The Earth is awash in plastic pollution. Plastic has been found everywhere, from the deep ocean to remote mountains, in the rain in our national parks, and in our food. Nearly 40% of the plastic produced annually is for single-use plastics and packaging — materials that are made to last forever but designed to be used briefly and thrown away. Plastic is also a large contributor to climate change and produces pollution that disproportionately affects communities of color and low-income communities.

There is no place for unnecessary, single-use plastic in America’s most treasured places — our national parks.

Tell U.S. Secretary of the Interior Deb Haaland to keep plastic out of our national parks! Protect our parks by directing the National Park Service to eliminate the sale and distribution of single-use plastics like beverage bottles, plastic bags, disposable plastic foodware, and plastic-foam products in our national parks. 

Ban Single-Use Plastic In Our National Parks. Add Your Name.

Dear Secretary Haaland,

We strongly request that you direct the National Park Service to eliminate the sale and distribution of single-use plastics in our national parks. Eliminating single-use plastics will reduce plastic pollution and save money for parks, visitors, and park partners, while also advancing the Biden administration’s goals for addressing environmental justice and the climate crisis.

Each year, millions of people flock to our national parks to enjoy the beauty of nature and learn about history and culture. Unfortunately, these special places are being marred by single-use plastic. The very same unsightly plastic trash that impairs visitor experiences is harmful to wildlife and ecosystems and costs Park Service staff and volunteers considerable time and expense to collect and haul it to landfills.

Plastic is harmful to communities, the climate and the ocean. An estimated 33 billion pounds of plastic enter the ocean worldwide every year. Plastic production facilities, incinerators, and landfills are often located in communities of color and low-income communities, where they pollute residents’ air, water, and soil. Most plastics are made from petrochemicals derived from fossil fuels, and if plastic were a country, it would be the fifth-largest emitter of greenhouse gases.

Plastic pollution has no place in America’s treasured national parks. We are asking for the elimination of the sale and distribution of single-use plastic beverage bottles, plastic bags, disposable plastic foodware — including cups, plates, bowls, and utensils — and plastic-foam products in national parks.

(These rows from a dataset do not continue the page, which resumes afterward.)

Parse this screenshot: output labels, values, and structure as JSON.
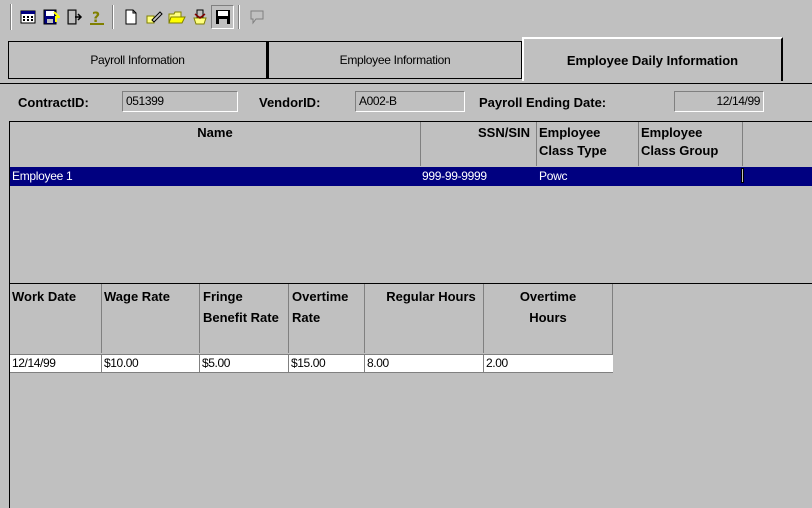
{
  "toolbar": {
    "buttons": [
      {
        "icon": "calculator-icon"
      },
      {
        "icon": "save-disk-icon"
      },
      {
        "icon": "exit-door-icon"
      },
      {
        "icon": "help-icon"
      },
      {
        "icon": "new-document-icon"
      },
      {
        "icon": "edit-icon"
      },
      {
        "icon": "open-folder-icon"
      },
      {
        "icon": "import-icon"
      },
      {
        "icon": "floppy-disk-icon"
      },
      {
        "icon": "comment-bubble-icon"
      }
    ]
  },
  "tabs": [
    {
      "label": "Payroll Information",
      "active": false
    },
    {
      "label": "Employee Information",
      "active": false
    },
    {
      "label": "Employee Daily Information",
      "active": true
    }
  ],
  "header": {
    "contract_label": "ContractID:",
    "contract_value": "051399",
    "vendor_label": "VendorID:",
    "vendor_value": "A002-B",
    "payroll_label": "Payroll Ending Date:",
    "payroll_value": "12/14/99"
  },
  "employee_grid": {
    "columns": [
      "Name",
      "SSN/SIN",
      "Employee Class Type",
      "Employee Class Group"
    ],
    "rows": [
      {
        "name": "Employee 1",
        "ssn": "999-99-9999",
        "class_type": "Powc",
        "class_group": ""
      }
    ]
  },
  "daily_grid": {
    "columns": [
      "Work Date",
      "Wage Rate",
      "Fringe Benefit Rate",
      "Overtime Rate",
      "Regular Hours",
      "Overtime Hours"
    ],
    "rows": [
      {
        "work_date": "12/14/99",
        "wage_rate": "$10.00",
        "fringe": "$5.00",
        "overtime_rate": "$15.00",
        "regular_hours": "8.00",
        "overtime_hours": "2.00"
      }
    ]
  },
  "colors": {
    "window_bg": "#c0c0c0",
    "selection": "#000080",
    "row_bg": "#ffffff"
  }
}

We must protect our national parks from plastic pollution if we hope to share these special places with generations to come.

Thank you,